“We ultimately settled litigation. The city would reconstruct Deer Ridge Drive and it wouldn’t come out of their funds. It was poorly built and that persuaded me. It makes sense for the city to fix the road and we are doing it,” Walker said in an August 2022 interview.

Acumen, who works as an analyst, was first appointed to the board in 2020. He became chair in 2021 and served in that position for all of 2022. He and others serving on the board realized the TRSSD was in financial straits. According to Acumen, following the referendum, the previous board cut the assessment by 75% and used the fund balance the city had encouraged them to have to pay for snow plowing, attorney fees, etc. He said there was one year that residents of the TRSSD paid nothing. “The TRSSD spends more in snow removal alone than we take in from the tax assessment,” Acumen said in an August 2022 interview. 

Because Acumen and his fellow board members found the TRSSD “insolvent” and the city knew the TRSSD was unable to pay its bills, a truth in taxation hearing was held in August 2022 and an increased tax rate was approved. Acumen estimates the new rate is $359 per household per year on average.

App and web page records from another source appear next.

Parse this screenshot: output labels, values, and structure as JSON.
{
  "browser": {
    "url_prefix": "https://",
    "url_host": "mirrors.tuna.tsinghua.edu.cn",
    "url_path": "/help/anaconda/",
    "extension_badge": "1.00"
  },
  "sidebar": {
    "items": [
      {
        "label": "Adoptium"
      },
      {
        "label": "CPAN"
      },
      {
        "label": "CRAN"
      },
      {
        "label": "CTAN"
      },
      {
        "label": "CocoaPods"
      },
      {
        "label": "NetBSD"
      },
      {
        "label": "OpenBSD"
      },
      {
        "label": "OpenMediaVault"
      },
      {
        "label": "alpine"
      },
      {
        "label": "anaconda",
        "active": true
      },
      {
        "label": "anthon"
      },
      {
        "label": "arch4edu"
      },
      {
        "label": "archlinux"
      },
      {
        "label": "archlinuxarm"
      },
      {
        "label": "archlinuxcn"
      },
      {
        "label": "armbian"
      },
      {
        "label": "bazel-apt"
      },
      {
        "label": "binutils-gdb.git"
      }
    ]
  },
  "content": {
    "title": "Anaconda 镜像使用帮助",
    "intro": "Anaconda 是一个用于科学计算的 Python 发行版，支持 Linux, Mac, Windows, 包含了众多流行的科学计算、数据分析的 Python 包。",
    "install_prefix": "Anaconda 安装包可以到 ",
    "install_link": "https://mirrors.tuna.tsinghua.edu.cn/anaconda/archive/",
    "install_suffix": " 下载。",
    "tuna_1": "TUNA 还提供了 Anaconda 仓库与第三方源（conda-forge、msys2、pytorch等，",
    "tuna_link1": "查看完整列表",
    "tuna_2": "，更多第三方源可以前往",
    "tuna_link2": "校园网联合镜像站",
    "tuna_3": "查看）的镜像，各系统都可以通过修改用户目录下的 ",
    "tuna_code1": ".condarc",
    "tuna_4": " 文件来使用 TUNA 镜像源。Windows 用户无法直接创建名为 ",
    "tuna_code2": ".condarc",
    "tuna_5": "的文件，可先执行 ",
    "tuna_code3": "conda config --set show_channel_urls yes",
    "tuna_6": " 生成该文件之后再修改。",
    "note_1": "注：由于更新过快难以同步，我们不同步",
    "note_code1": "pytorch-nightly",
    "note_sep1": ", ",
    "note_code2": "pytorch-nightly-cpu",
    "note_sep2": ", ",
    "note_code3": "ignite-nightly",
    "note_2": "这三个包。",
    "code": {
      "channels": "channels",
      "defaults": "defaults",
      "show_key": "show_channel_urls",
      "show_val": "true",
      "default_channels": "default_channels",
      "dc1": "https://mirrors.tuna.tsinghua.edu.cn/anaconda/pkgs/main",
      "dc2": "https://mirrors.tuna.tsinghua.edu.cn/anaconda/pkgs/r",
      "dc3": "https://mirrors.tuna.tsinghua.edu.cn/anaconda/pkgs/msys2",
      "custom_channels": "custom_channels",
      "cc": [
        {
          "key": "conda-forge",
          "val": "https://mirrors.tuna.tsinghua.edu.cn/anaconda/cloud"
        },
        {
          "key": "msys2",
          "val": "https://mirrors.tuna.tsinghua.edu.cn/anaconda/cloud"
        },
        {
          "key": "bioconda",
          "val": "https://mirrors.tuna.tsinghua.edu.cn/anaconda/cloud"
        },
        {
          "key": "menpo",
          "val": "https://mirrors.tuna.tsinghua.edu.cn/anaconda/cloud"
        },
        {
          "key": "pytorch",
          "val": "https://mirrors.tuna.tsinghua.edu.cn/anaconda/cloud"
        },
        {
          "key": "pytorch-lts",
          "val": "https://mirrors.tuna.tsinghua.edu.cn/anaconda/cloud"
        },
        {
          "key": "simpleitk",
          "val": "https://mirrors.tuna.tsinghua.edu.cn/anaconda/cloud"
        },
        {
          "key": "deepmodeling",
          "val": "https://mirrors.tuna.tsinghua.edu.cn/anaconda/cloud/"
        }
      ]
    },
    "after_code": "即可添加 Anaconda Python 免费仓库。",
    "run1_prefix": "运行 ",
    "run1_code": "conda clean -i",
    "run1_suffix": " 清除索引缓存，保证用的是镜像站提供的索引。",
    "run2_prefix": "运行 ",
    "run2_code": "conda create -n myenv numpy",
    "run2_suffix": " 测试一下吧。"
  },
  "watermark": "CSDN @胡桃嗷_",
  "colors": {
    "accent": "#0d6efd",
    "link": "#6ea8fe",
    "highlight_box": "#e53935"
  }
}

The new tax rate took effect almost immediately after it was passed and the board got the funds upfront. “That’s why we have the cash to fix the budget…to pay for snow removal,” he said. 

Acumen said the new tax rate was “positively received” once people understood where the TRSSD stood financially. “Since then, the most common comment is that we should have raised it higher. Residents up here have an expectation of a level of service for snow removal and we have to be willing to pay for it,” he said.

Acumen and his fellow board members are strongly considering a special assessment to once again build up a cash reserve for heavy snow years like this one. “We all want the snow, we’re in a drought, but if we have one more year like this, we’re going to go bankrupt. I think this summer we’re going to push for a special assessment,” he said. 

Acumen appreciates that the city took over road maintenance and reconstructed Deer Ridge Drive. “That goodwill gesture sort of fixed everything. The working relationship with the city is a big deal. We’ve worked really hard to change the tone…from antagonistic…to a more constructive tone,” he said. “I think everyone is on the same page and the respect has returned.”